The Corporate Collective Investment Vehicle Framework and Other Measures Bill 2021 (Cth) (CCIV Bill) received Royal Assent on 22 February 2022. The CCIV Bill sets out the regulatory and tax framework for a new type of investment entity, referred to as a corporate collective investment vehicle (CCIV). The CCIV regime commences from 1 July 2022.
CCIVs will have the legal form of a company limited by shares.
As a type of company, a CCIV has the legal capacity and powers of a company, which is treated as a separate person for legal purposes.
A CCIV must be operated by a single corporate director and, very broadly, must not have any other officers or employees.
A CCIV is an umbrella vehicle that comprises one or more ‘subfunds’, each of which is comparable to a separate unit trust. While each subfund does not have separate legal personality, its assets and liabilities would be separated from the assets and liabilities of other subfunds.
CCIVs may be entitled to flow-through treatment from an Australian income tax perspective. This is a characteristic that was previously only available to certain types of partnerships and trusts.
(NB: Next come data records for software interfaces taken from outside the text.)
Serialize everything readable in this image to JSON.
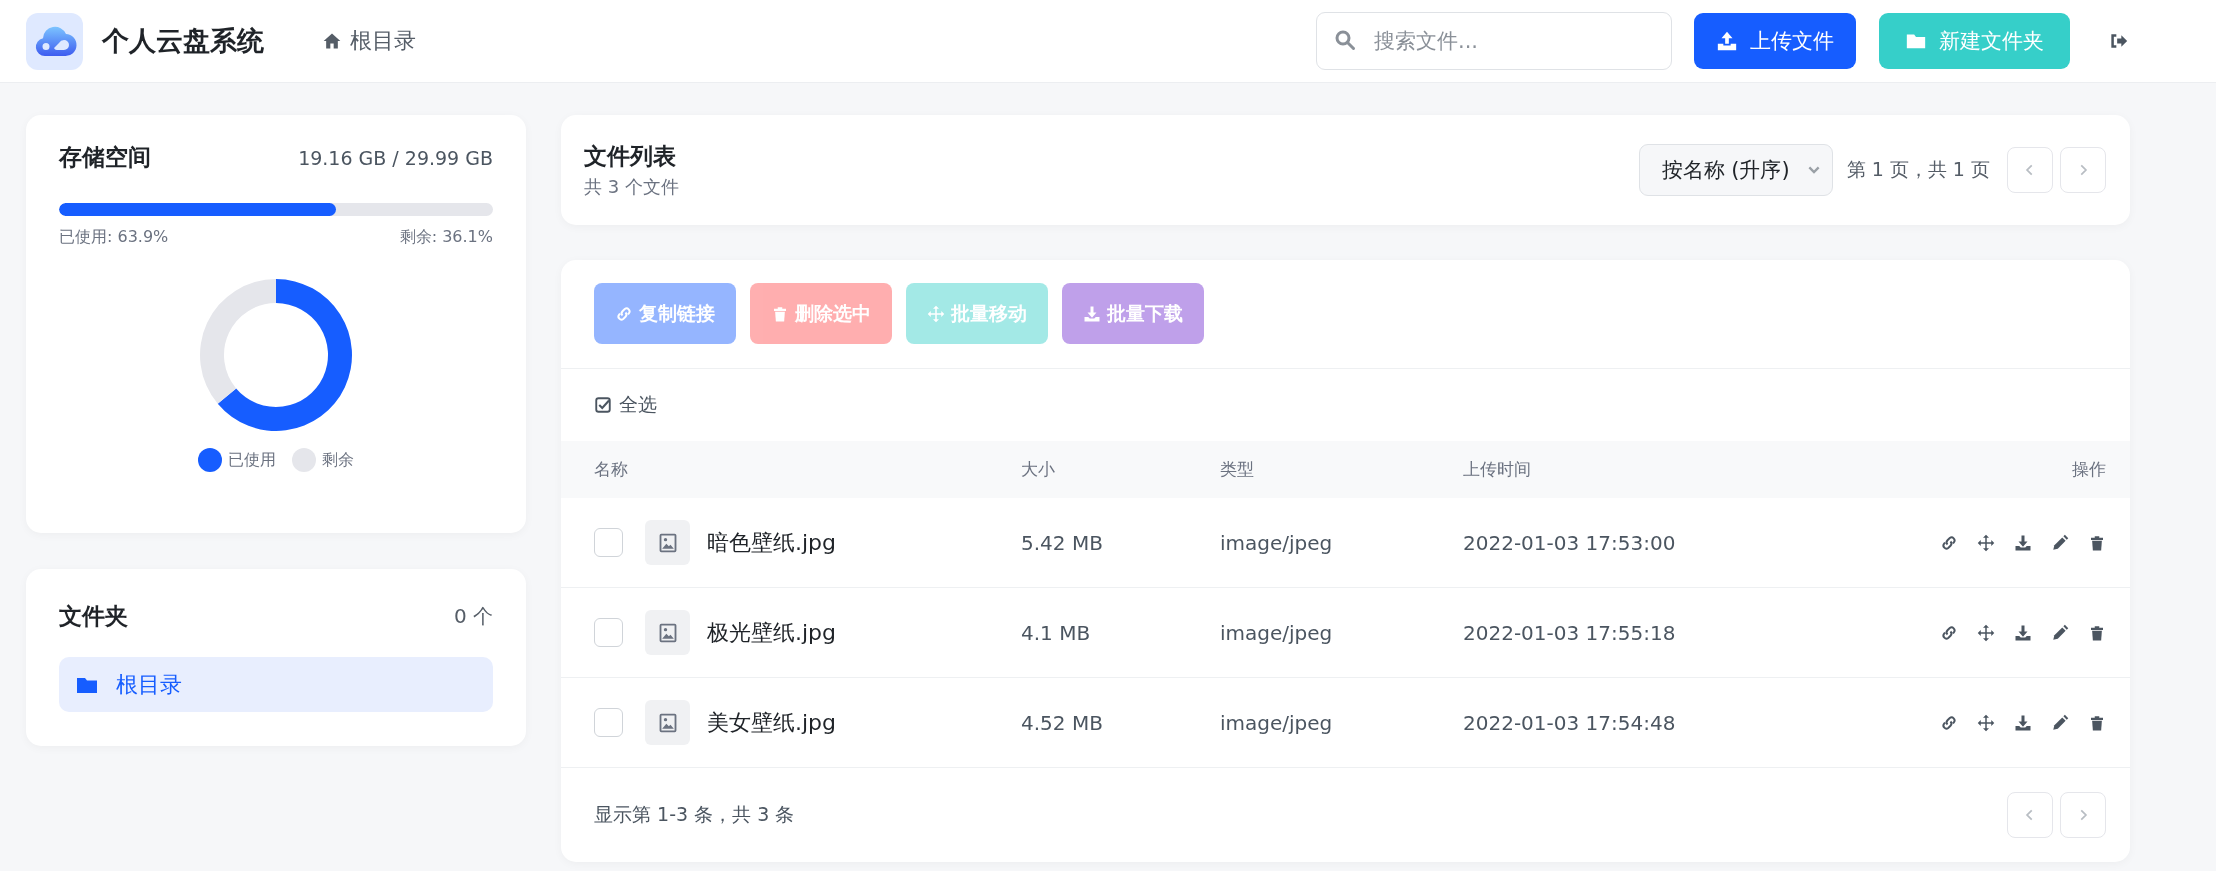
{
  "header": {
    "app_title": "个人云盘系统",
    "breadcrumb": "根目录",
    "search": {
      "placeholder": "搜索文件..."
    },
    "buttons": [
      {
        "label": "上传文件",
        "kind": "upload"
      },
      {
        "label": "新建文件夹",
        "kind": "folder"
      }
    ]
  },
  "storage": {
    "title": "存储空间",
    "usage": "19.16 GB / 29.99 GB",
    "level": 0.639,
    "used_label": "已使用: 63.9%",
    "free_label": "剩余: 36.1%",
    "chart_data": {
      "type": "donut",
      "categories": [
        "已使用",
        "剩余"
      ],
      "values": [
        63.9,
        36.1
      ]
    }
  },
  "folders": {
    "title": "文件夹",
    "count": "0 个",
    "items": [
      {
        "label": "根目录",
        "selected": true
      }
    ]
  },
  "file_list": {
    "title": "文件列表",
    "subtitle": "共 3 个文件",
    "sort": "按名称 (升序)",
    "page_info": "第 1 页，共 1 页"
  },
  "bulk_actions": [
    {
      "label": "复制链接",
      "kind": "link",
      "disabled": true
    },
    {
      "label": "删除选中",
      "kind": "delete",
      "disabled": true
    },
    {
      "label": "批量移动",
      "kind": "move",
      "disabled": true
    },
    {
      "label": "批量下载",
      "kind": "download",
      "disabled": true
    }
  ],
  "select_all": "全选",
  "table": {
    "columns": [
      "名称",
      "大小",
      "类型",
      "上传时间",
      "操作"
    ],
    "rows": [
      {
        "name": "暗色壁纸.jpg",
        "size": "5.42 MB",
        "type": "image/jpeg",
        "uploaded": "2022-01-03 17:53:00",
        "checked": false
      },
      {
        "name": "极光壁纸.jpg",
        "size": "4.1 MB",
        "type": "image/jpeg",
        "uploaded": "2022-01-03 17:55:18",
        "checked": false
      },
      {
        "name": "美女壁纸.jpg",
        "size": "4.52 MB",
        "type": "image/jpeg",
        "uploaded": "2022-01-03 17:54:48",
        "checked": false
      }
    ]
  },
  "footer": {
    "summary": "显示第 1-3 条，共 3 条"
  }
}
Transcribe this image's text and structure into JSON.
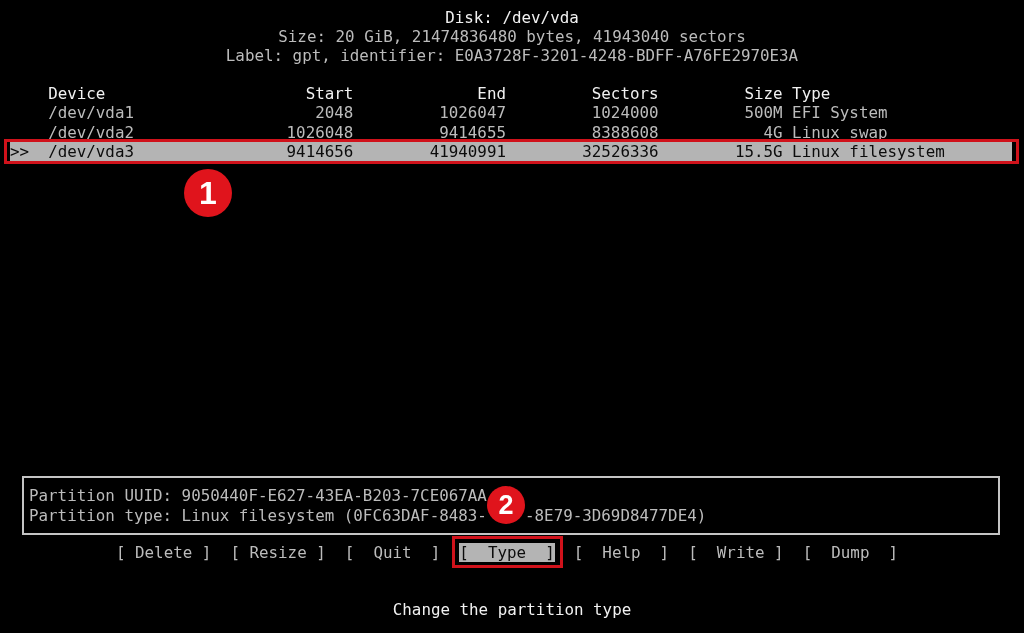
{
  "header": {
    "title": "Disk: /dev/vda",
    "size_line": "Size: 20 GiB, 21474836480 bytes, 41943040 sectors",
    "label_line": "Label: gpt, identifier: E0A3728F-3201-4248-BDFF-A76FE2970E3A"
  },
  "table": {
    "cursor": ">>",
    "columns": [
      "Device",
      "Start",
      "End",
      "Sectors",
      "Size",
      "Type"
    ],
    "rows": [
      {
        "device": "/dev/vda1",
        "start": "2048",
        "end": "1026047",
        "sectors": "1024000",
        "size": "500M",
        "type": "EFI System",
        "selected": false
      },
      {
        "device": "/dev/vda2",
        "start": "1026048",
        "end": "9414655",
        "sectors": "8388608",
        "size": "4G",
        "type": "Linux swap",
        "selected": false
      },
      {
        "device": "/dev/vda3",
        "start": "9414656",
        "end": "41940991",
        "sectors": "32526336",
        "size": "15.5G",
        "type": "Linux filesystem",
        "selected": true,
        "callout": "1"
      }
    ]
  },
  "partition_info": {
    "lines": [
      {
        "parts": [
          "Partition UUID: 9050440F-E627-43EA-B203-7CE067AA"
        ]
      },
      {
        "parts": [
          "Partition type: Linux filesystem (0FC63DAF-8483-",
          "-8E79-3D69D8477DE4)"
        ]
      }
    ]
  },
  "actions": [
    {
      "label": "[ Delete ]",
      "selected": false
    },
    {
      "label": "[ Resize ]",
      "selected": false
    },
    {
      "label": "[  Quit  ]",
      "selected": false
    },
    {
      "label": "[  Type  ]",
      "selected": true,
      "callout": "2"
    },
    {
      "label": "[  Help  ]",
      "selected": false
    },
    {
      "label": "[  Write ]",
      "selected": false
    },
    {
      "label": "[  Dump  ]",
      "selected": false
    }
  ],
  "hint": "Change the partition type"
}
Tax flow-through treatment is, very broadly, where the investors in the CCIV are taxed on their proportionate share of the taxable income of the subfund in which they have invested (see below), and not the CCIV itself. This can be particularly important for certain types of transactions, such as project finance transactions where such treatment generally results in a higher amount of debt financing due to there being more cash flow being available to service debt.
Australian income tax flow-through treatment is achieved by the deeming of each subfund as a separate unit trust for Australian income tax purposes, with the CCIV as the notional trustee of each subfund and members of the subfund as beneficiaries. Very broadly, provided that the Attribution Managed Investment trust (AMIT) rules are satisfied in respect of the relevant CCIV subfund ‘trust’, the subfund should be treated as an AMIT (with certain modifications), such that the taxation of each subfund would broadly be aligned with those existing rules.
CCIVs are likely to be welcomed by many foreign investors. In particular, this is because many jurisdictions around the world do not have trust regimes or do not widely use their trust regimes. Consequently, investors from such jurisdictions often face significant challenges in investing in Australian trusts because they are an unfamiliar investment vehicle and their legal and tax regimes may not easily cater for such investments.
In line with policy intent, the CCIV regime is expected to increase the competiveness of Australia’s managed investment trust industry and attract offshore investment into Australia.
For more information about the CCIV regime and how the opportunities it presents for your business, please contact Matthew Shanahan on +61 2 9392 7475 or Matthew.Shanahan@jws.com.au.
Be the first to receive the latest articles, news and publications.
Partners Austin Bell and Matthew Shanahan have written the Australian chapter for the International Comparative Legal Guide: Public Investment Funds 2022.
Central to the Australian taxation system is the concept of self-assessment. Voluntary compliance for the payment of tax related liabilities is strong with Australian Tax Office (ATO) data...
Moshinsky J handed down (in part) the highly anticipated decision: Commissioner of Taxation v Pricewaterhouse Coopers  FCA 278, finding that only a portion of the respondent’s documents over...